### Exercise goal
Make an exact copy of all the entries, with the pictures left out.

### Entries shown
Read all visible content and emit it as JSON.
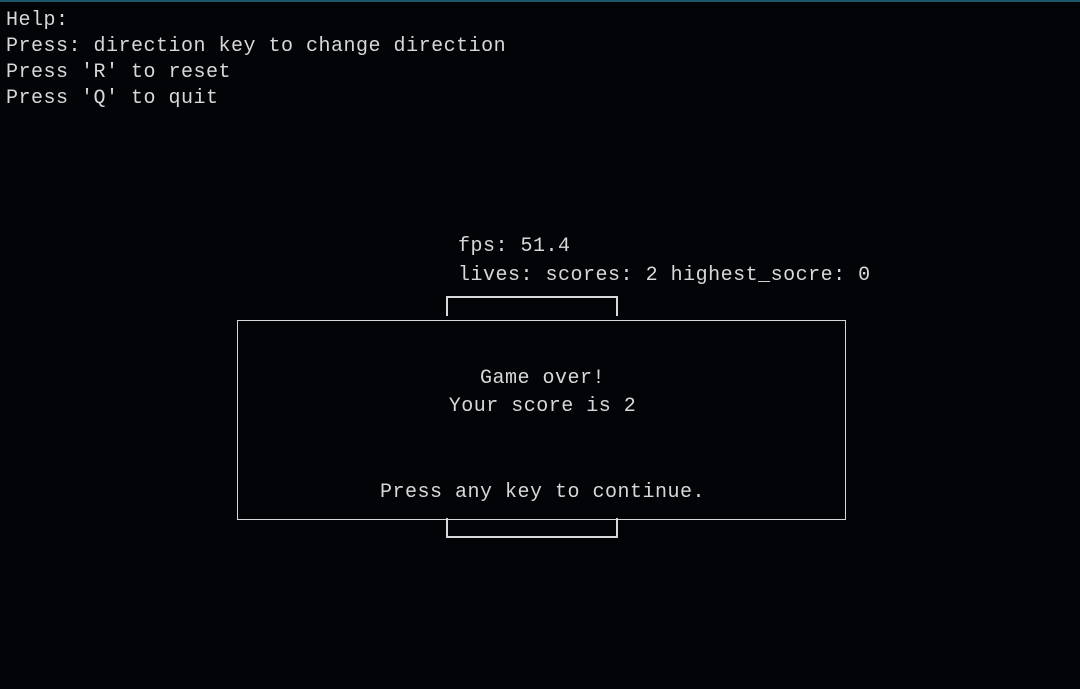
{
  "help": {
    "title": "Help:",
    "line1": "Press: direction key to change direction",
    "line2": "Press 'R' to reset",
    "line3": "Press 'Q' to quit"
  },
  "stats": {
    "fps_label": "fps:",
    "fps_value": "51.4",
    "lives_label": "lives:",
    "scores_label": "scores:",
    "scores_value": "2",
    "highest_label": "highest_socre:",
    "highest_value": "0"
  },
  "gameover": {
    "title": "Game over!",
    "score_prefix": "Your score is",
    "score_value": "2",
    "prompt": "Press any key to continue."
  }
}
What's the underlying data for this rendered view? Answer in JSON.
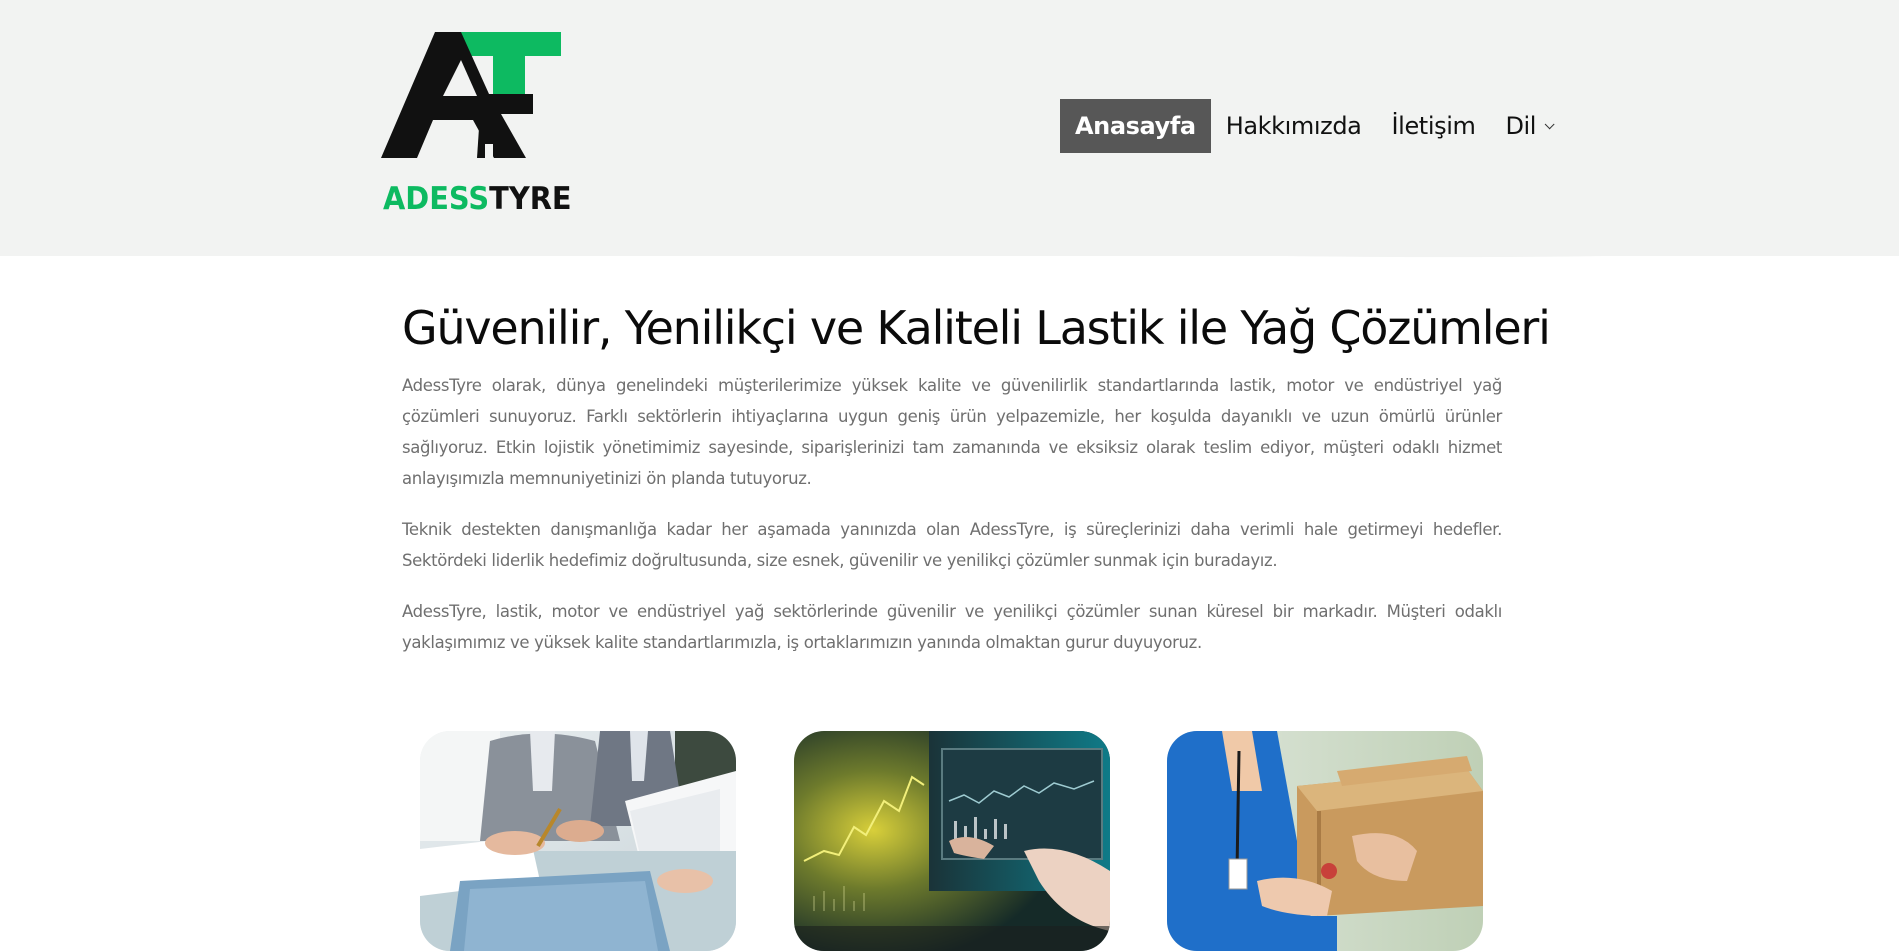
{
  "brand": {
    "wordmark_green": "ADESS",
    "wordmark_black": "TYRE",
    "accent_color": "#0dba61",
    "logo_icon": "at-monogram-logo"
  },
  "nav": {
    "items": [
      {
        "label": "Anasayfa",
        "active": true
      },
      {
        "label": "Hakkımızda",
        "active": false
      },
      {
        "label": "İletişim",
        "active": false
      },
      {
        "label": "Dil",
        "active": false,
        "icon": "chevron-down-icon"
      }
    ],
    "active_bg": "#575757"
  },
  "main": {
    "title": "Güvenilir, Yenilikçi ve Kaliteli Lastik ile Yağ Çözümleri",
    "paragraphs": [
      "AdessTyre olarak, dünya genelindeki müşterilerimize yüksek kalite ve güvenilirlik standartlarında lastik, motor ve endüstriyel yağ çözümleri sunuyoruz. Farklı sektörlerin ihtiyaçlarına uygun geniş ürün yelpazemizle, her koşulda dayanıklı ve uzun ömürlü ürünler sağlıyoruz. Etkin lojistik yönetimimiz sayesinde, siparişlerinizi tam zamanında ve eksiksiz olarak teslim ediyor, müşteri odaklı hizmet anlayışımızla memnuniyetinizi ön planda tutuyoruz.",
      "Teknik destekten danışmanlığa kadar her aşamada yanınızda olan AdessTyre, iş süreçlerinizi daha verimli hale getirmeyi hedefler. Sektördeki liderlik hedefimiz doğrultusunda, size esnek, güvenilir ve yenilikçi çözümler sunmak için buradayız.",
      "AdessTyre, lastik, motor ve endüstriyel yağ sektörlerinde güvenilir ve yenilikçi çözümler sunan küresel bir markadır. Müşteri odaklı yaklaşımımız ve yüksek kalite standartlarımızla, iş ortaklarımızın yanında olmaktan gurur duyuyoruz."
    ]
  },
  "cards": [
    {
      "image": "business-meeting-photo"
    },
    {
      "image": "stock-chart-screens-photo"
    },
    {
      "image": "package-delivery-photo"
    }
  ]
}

### Answer
Read all visible content and emit it as JSON.
{
  "help": {
    "title": "Help:",
    "line1": "Press: direction key to change direction",
    "line2": "Press 'R' to reset",
    "line3": "Press 'Q' to quit"
  },
  "stats": {
    "fps_label": "fps:",
    "fps_value": "51.4",
    "lives_label": "lives:",
    "scores_label": "scores:",
    "scores_value": "2",
    "highest_label": "highest_socre:",
    "highest_value": "0"
  },
  "gameover": {
    "title": "Game over!",
    "score_prefix": "Your score is",
    "score_value": "2",
    "prompt": "Press any key to continue."
  }
}
What's the underlying data for this rendered view? Answer in JSON.
{
  "brand": {
    "wordmark_green": "ADESS",
    "wordmark_black": "TYRE",
    "accent_color": "#0dba61",
    "logo_icon": "at-monogram-logo"
  },
  "nav": {
    "items": [
      {
        "label": "Anasayfa",
        "active": true
      },
      {
        "label": "Hakkımızda",
        "active": false
      },
      {
        "label": "İletişim",
        "active": false
      },
      {
        "label": "Dil",
        "active": false,
        "icon": "chevron-down-icon"
      }
    ],
    "active_bg": "#575757"
  },
  "main": {
    "title": "Güvenilir, Yenilikçi ve Kaliteli Lastik ile Yağ Çözümleri",
    "paragraphs": [
      "AdessTyre olarak, dünya genelindeki müşterilerimize yüksek kalite ve güvenilirlik standartlarında lastik, motor ve endüstriyel yağ çözümleri sunuyoruz. Farklı sektörlerin ihtiyaçlarına uygun geniş ürün yelpazemizle, her koşulda dayanıklı ve uzun ömürlü ürünler sağlıyoruz. Etkin lojistik yönetimimiz sayesinde, siparişlerinizi tam zamanında ve eksiksiz olarak teslim ediyor, müşteri odaklı hizmet anlayışımızla memnuniyetinizi ön planda tutuyoruz.",
      "Teknik destekten danışmanlığa kadar her aşamada yanınızda olan AdessTyre, iş süreçlerinizi daha verimli hale getirmeyi hedefler. Sektördeki liderlik hedefimiz doğrultusunda, size esnek, güvenilir ve yenilikçi çözümler sunmak için buradayız.",
      "AdessTyre, lastik, motor ve endüstriyel yağ sektörlerinde güvenilir ve yenilikçi çözümler sunan küresel bir markadır. Müşteri odaklı yaklaşımımız ve yüksek kalite standartlarımızla, iş ortaklarımızın yanında olmaktan gurur duyuyoruz."
    ]
  },
  "cards": [
    {
      "image": "business-meeting-photo"
    },
    {
      "image": "stock-chart-screens-photo"
    },
    {
      "image": "package-delivery-photo"
    }
  ]
}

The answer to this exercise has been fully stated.